Southerners, particularly those of the outdoor persuasion, are quite familiar with snakes. Down here, old No-Shoulders slither about pretty much year round. I've even stumbled upon the occasional rattlesnake sunning near its den in temperatures as low as 40-plus degrees.
A few of us, of course, adapt pretty well to this phenomenon and develop a live-and-let-live attitude of vigilant avoidance. Others, however, have a difficult time getting past the feeling of sheer terror a legless reptile can induce.
A person who is truly afraid of snakes is usually devoid of logic and quite nonspecific in his thinking. It makes little difference to him if an individual snake is venomous or non-venomous, potentially dangerous or utterly harmless. His attitude is a snake is a snake is a snake. Period.
My childhood friend Ernie, for instance, became evermore petrified over the mere thought of all things "snakey" the day a large gray rat snake showed up inside his overalls. The fact that Ernie was occupying the overalls at the time made it that much worse for him. The fact that I put the snake there in the first place made it pretty bad for me as well. Ernie was always an ill-tempered sort and prone to beat up on me for far less-serious infractions.
Snake haters all seem to have one thing in common. In the presence of a snake any reason they might otherwise possess completely escapes them. My buddy Cletus Monroe, whose common sense is marginal at best, is an example.

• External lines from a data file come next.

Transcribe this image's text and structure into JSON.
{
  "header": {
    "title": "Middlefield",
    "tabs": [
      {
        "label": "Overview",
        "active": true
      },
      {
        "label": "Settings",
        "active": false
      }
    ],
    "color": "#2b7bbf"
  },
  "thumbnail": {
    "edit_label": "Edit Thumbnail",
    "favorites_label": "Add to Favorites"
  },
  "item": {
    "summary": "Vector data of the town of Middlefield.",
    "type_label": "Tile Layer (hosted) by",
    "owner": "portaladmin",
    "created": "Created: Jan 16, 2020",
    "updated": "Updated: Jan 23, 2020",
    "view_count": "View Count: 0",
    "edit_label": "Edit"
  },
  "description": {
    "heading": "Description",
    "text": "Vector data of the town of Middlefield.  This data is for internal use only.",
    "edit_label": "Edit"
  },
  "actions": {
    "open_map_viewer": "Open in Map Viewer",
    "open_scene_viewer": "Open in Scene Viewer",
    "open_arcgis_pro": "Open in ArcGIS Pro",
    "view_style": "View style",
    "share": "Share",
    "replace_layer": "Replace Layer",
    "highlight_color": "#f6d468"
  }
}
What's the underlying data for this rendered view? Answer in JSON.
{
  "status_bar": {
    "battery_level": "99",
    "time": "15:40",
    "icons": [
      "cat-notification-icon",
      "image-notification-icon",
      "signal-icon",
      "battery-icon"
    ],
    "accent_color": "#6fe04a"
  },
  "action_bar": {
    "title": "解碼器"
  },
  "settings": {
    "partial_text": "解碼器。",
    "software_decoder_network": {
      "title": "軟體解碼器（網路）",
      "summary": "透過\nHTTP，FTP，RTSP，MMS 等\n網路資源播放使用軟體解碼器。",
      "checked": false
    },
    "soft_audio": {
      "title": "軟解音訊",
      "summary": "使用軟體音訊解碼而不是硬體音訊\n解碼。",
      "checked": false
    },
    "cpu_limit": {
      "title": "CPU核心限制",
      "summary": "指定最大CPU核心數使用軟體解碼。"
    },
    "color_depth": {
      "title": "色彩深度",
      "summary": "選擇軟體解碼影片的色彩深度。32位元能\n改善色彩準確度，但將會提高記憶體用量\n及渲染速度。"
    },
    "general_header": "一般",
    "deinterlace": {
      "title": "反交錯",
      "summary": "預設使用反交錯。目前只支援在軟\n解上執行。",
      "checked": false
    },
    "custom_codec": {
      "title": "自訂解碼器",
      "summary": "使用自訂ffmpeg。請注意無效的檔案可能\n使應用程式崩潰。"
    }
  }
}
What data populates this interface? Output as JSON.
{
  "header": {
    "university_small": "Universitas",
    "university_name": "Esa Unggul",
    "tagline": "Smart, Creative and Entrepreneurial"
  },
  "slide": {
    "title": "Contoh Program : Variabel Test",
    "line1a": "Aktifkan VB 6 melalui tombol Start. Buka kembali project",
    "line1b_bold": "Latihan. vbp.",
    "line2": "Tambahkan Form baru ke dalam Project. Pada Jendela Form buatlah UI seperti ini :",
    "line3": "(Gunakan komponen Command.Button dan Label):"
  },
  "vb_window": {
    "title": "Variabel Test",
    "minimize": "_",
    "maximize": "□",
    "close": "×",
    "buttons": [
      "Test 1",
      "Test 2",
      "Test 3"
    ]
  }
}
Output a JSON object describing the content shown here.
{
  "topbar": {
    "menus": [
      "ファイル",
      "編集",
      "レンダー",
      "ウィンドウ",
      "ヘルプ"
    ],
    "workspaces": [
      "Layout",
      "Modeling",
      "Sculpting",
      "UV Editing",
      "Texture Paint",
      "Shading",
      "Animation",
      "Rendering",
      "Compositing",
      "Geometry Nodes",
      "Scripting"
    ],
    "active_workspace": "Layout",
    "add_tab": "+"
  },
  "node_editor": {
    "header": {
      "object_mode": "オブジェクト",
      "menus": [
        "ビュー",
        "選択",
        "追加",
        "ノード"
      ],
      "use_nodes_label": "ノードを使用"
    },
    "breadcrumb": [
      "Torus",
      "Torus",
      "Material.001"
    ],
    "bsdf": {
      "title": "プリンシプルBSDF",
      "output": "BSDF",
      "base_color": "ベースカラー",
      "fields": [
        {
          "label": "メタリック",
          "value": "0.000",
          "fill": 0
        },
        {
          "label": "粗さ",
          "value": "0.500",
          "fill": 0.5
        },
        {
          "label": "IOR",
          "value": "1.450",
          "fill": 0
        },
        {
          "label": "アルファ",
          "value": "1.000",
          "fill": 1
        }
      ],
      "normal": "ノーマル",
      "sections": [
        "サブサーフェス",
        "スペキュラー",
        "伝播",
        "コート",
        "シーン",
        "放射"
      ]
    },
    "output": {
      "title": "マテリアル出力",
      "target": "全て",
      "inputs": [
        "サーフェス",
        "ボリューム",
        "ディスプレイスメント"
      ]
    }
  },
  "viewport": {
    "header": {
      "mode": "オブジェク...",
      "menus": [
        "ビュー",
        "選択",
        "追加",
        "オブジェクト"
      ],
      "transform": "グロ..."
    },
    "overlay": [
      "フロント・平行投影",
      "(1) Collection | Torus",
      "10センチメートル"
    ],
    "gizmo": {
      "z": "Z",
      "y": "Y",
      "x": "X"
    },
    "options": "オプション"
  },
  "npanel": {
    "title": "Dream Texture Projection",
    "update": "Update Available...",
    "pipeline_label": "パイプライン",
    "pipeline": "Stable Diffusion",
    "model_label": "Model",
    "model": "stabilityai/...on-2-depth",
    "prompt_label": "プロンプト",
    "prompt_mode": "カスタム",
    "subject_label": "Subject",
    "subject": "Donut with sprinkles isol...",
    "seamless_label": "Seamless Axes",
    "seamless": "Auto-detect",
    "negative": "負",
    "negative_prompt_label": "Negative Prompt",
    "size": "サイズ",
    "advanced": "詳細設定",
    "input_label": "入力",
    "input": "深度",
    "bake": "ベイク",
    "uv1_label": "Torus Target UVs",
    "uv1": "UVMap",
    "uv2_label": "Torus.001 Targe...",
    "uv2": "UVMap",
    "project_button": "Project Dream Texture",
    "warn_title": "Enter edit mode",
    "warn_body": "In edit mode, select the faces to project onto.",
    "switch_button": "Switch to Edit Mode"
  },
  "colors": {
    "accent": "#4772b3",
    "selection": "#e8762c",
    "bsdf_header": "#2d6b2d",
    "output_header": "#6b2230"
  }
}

While fishing in a pond a few years ago, Clete and I paddled our johnboat beneath a bankside willow tree and accidentally dislodged a snake, which fell into the boat between us. Clete mistook the harmless brown water snake for a cottonmouth (not that it would have mattered) and snatched a fully-loaded .38 revolver from beneath his seat. He fired six successive rounds into the boat's flooring, scaring the unwelcome passenger out of its wits and back into the water.
Snake problem thus "solved," we next turned our attention to our bullet-riddled and sinking vessel. Instead of sharing a boat with one offending serpent, we soon found ourselves sharing a pond with untold dozens.
Snakes have other ways of conjuring up excitement during outdoor excursions. One summer morning Clete and I were settled on a creek bank, happily catching and stringing up a fine mess of bluegills, redbreasts and bullheads. My buddy unhooked a hand-size bream and reached for the rapidly filling stringer between his feet. As he lifted it from the water, he discovered a three-foot water moccasin (for real this time) with its teeth imbedded in one of our previous catches.
In uncharacteristic fashion and with incredible calm and cool bravado, he reached down and grabbed the "trespasser" behind its ugly sinister-looking head. I looked on in astonishment as he tightened his grip and in vise-like fashion slowly and deliberately choked the snake to death.
Tossing the would-be fish thief aside, Clete calmly arose, gathered his gear and said, "Let's go."
Too dumbfounded to reply, I picked up my own equipment and followed him back to the truck. When I was at last able to speak, I said, "I'm still not believing you did that."
"Why?" Clete asked. "You didn't think I was gonna let that sorry son-of-a-gun take our fish did you?"
Back at the truck, Clete continued to act as if the whole thing was no big deal. He was still quite collected when he said, "Old buddy, you know that pistol you made me leave in the glove compartment today?"
"Uh huh," I replied.
"Reach in there and get it."
"I want you to take it and shoot me right between the eyes."
"What? Man, you're crazy!"
"You got that right," Clete avowed. "Way yonder too crazy to be runnin' around loose!"